▶ **Required action**: Set each entry down verbatim, omitting images.

[[ Input records, beginning ]]

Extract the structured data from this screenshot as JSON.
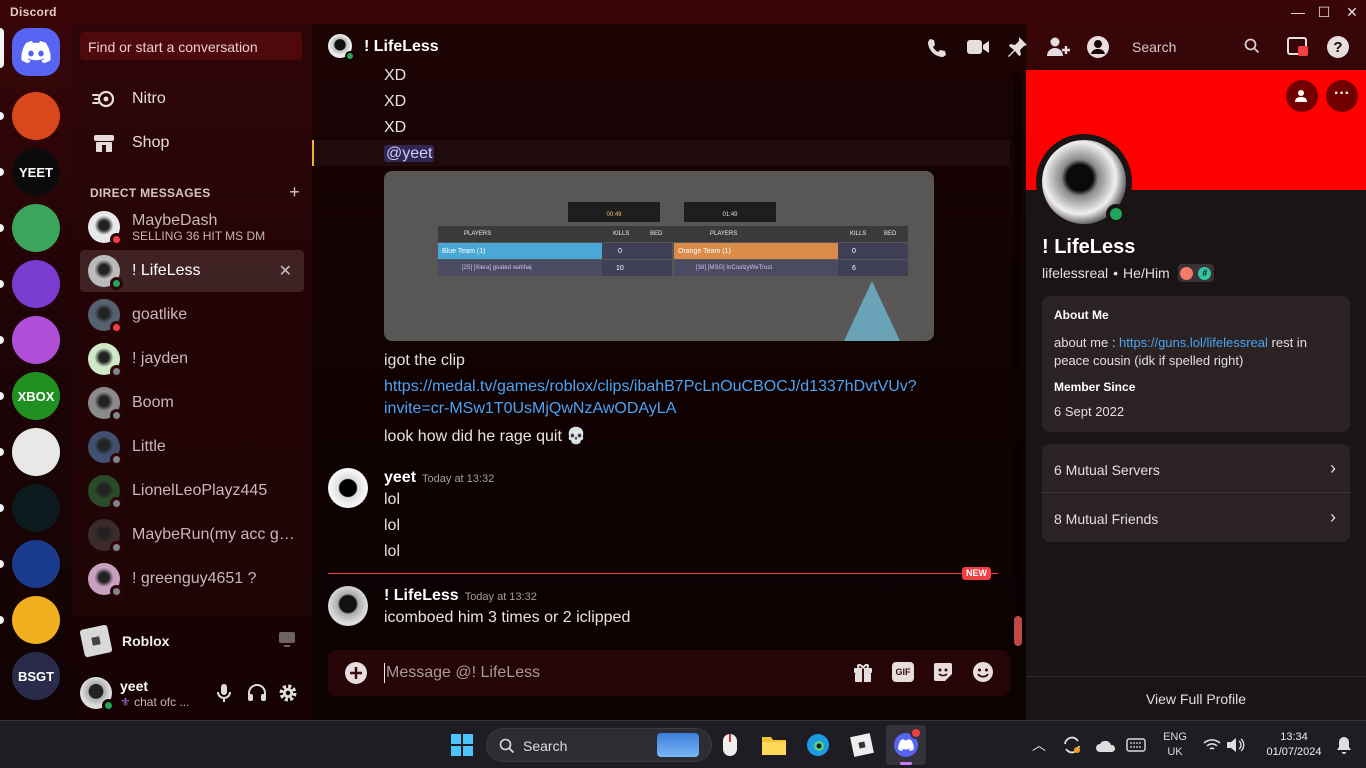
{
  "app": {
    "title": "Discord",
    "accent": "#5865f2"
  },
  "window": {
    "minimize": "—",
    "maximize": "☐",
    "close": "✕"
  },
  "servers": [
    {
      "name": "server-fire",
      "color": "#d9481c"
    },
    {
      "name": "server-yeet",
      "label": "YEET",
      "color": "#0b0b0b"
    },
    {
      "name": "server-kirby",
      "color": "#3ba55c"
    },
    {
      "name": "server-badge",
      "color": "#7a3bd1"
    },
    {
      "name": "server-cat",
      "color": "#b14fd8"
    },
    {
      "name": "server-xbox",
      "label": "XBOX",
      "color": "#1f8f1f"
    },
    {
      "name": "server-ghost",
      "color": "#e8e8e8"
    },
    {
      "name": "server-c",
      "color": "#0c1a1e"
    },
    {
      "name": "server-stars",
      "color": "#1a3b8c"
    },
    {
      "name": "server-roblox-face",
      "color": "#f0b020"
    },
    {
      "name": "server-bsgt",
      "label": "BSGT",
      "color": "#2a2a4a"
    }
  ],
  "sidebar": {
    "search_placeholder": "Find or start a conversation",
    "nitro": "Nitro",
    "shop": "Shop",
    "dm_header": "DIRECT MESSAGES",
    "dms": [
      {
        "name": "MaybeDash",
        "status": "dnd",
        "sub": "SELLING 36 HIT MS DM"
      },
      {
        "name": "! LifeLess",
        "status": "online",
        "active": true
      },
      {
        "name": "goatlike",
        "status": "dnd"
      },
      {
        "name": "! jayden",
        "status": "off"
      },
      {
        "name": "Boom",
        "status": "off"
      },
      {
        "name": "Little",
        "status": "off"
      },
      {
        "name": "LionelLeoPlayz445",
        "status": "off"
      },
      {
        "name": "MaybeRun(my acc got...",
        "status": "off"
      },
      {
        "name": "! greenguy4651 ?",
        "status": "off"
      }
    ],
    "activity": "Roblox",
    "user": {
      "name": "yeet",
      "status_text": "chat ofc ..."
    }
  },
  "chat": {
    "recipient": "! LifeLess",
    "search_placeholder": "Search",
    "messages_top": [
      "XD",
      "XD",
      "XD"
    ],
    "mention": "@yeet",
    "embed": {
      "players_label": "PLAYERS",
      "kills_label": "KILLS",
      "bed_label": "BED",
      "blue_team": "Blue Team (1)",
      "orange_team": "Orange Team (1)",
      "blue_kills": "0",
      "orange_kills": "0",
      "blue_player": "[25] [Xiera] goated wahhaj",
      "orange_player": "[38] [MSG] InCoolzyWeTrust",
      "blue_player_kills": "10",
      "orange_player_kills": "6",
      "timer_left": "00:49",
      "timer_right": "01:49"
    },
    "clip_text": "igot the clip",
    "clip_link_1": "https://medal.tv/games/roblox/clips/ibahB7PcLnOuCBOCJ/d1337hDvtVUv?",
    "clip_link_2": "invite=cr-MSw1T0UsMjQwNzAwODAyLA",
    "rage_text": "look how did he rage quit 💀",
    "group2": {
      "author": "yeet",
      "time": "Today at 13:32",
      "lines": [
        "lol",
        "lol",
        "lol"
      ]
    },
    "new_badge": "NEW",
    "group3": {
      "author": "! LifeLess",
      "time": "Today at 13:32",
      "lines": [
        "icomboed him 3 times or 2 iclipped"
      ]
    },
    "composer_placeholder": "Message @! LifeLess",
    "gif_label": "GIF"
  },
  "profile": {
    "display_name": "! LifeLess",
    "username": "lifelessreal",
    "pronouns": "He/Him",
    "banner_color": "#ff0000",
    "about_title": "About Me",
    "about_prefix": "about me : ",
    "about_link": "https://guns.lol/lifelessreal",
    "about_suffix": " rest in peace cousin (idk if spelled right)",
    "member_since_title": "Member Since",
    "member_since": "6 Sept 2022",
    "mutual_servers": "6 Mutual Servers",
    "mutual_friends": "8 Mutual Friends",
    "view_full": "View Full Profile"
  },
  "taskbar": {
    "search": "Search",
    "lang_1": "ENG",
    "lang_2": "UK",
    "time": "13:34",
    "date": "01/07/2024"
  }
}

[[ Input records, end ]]

▶ **Response below**:
Extract the structured data from this screenshot as JSON.
{
  "app": {
    "title": "Discord",
    "accent": "#5865f2"
  },
  "window": {
    "minimize": "—",
    "maximize": "☐",
    "close": "✕"
  },
  "servers": [
    {
      "name": "server-fire",
      "color": "#d9481c"
    },
    {
      "name": "server-yeet",
      "label": "YEET",
      "color": "#0b0b0b"
    },
    {
      "name": "server-kirby",
      "color": "#3ba55c"
    },
    {
      "name": "server-badge",
      "color": "#7a3bd1"
    },
    {
      "name": "server-cat",
      "color": "#b14fd8"
    },
    {
      "name": "server-xbox",
      "label": "XBOX",
      "color": "#1f8f1f"
    },
    {
      "name": "server-ghost",
      "color": "#e8e8e8"
    },
    {
      "name": "server-c",
      "color": "#0c1a1e"
    },
    {
      "name": "server-stars",
      "color": "#1a3b8c"
    },
    {
      "name": "server-roblox-face",
      "color": "#f0b020"
    },
    {
      "name": "server-bsgt",
      "label": "BSGT",
      "color": "#2a2a4a"
    }
  ],
  "sidebar": {
    "search_placeholder": "Find or start a conversation",
    "nitro": "Nitro",
    "shop": "Shop",
    "dm_header": "DIRECT MESSAGES",
    "dms": [
      {
        "name": "MaybeDash",
        "status": "dnd",
        "sub": "SELLING 36 HIT MS DM"
      },
      {
        "name": "! LifeLess",
        "status": "online",
        "active": true
      },
      {
        "name": "goatlike",
        "status": "dnd"
      },
      {
        "name": "! jayden",
        "status": "off"
      },
      {
        "name": "Boom",
        "status": "off"
      },
      {
        "name": "Little",
        "status": "off"
      },
      {
        "name": "LionelLeoPlayz445",
        "status": "off"
      },
      {
        "name": "MaybeRun(my acc got...",
        "status": "off"
      },
      {
        "name": "! greenguy4651 ?",
        "status": "off"
      }
    ],
    "activity": "Roblox",
    "user": {
      "name": "yeet",
      "status_text": "chat ofc ..."
    }
  },
  "chat": {
    "recipient": "! LifeLess",
    "search_placeholder": "Search",
    "messages_top": [
      "XD",
      "XD",
      "XD"
    ],
    "mention": "@yeet",
    "embed": {
      "players_label": "PLAYERS",
      "kills_label": "KILLS",
      "bed_label": "BED",
      "blue_team": "Blue Team (1)",
      "orange_team": "Orange Team (1)",
      "blue_kills": "0",
      "orange_kills": "0",
      "blue_player": "[25] [Xiera] goated wahhaj",
      "orange_player": "[38] [MSG] InCoolzyWeTrust",
      "blue_player_kills": "10",
      "orange_player_kills": "6",
      "timer_left": "00:49",
      "timer_right": "01:49"
    },
    "clip_text": "igot the clip",
    "clip_link_1": "https://medal.tv/games/roblox/clips/ibahB7PcLnOuCBOCJ/d1337hDvtVUv?",
    "clip_link_2": "invite=cr-MSw1T0UsMjQwNzAwODAyLA",
    "rage_text": "look how did he rage quit 💀",
    "group2": {
      "author": "yeet",
      "time": "Today at 13:32",
      "lines": [
        "lol",
        "lol",
        "lol"
      ]
    },
    "new_badge": "NEW",
    "group3": {
      "author": "! LifeLess",
      "time": "Today at 13:32",
      "lines": [
        "icomboed him 3 times or 2 iclipped"
      ]
    },
    "composer_placeholder": "Message @! LifeLess",
    "gif_label": "GIF"
  },
  "profile": {
    "display_name": "! LifeLess",
    "username": "lifelessreal",
    "pronouns": "He/Him",
    "banner_color": "#ff0000",
    "about_title": "About Me",
    "about_prefix": "about me : ",
    "about_link": "https://guns.lol/lifelessreal",
    "about_suffix": " rest in peace cousin (idk if spelled right)",
    "member_since_title": "Member Since",
    "member_since": "6 Sept 2022",
    "mutual_servers": "6 Mutual Servers",
    "mutual_friends": "8 Mutual Friends",
    "view_full": "View Full Profile"
  },
  "taskbar": {
    "search": "Search",
    "lang_1": "ENG",
    "lang_2": "UK",
    "time": "13:34",
    "date": "01/07/2024"
  }
}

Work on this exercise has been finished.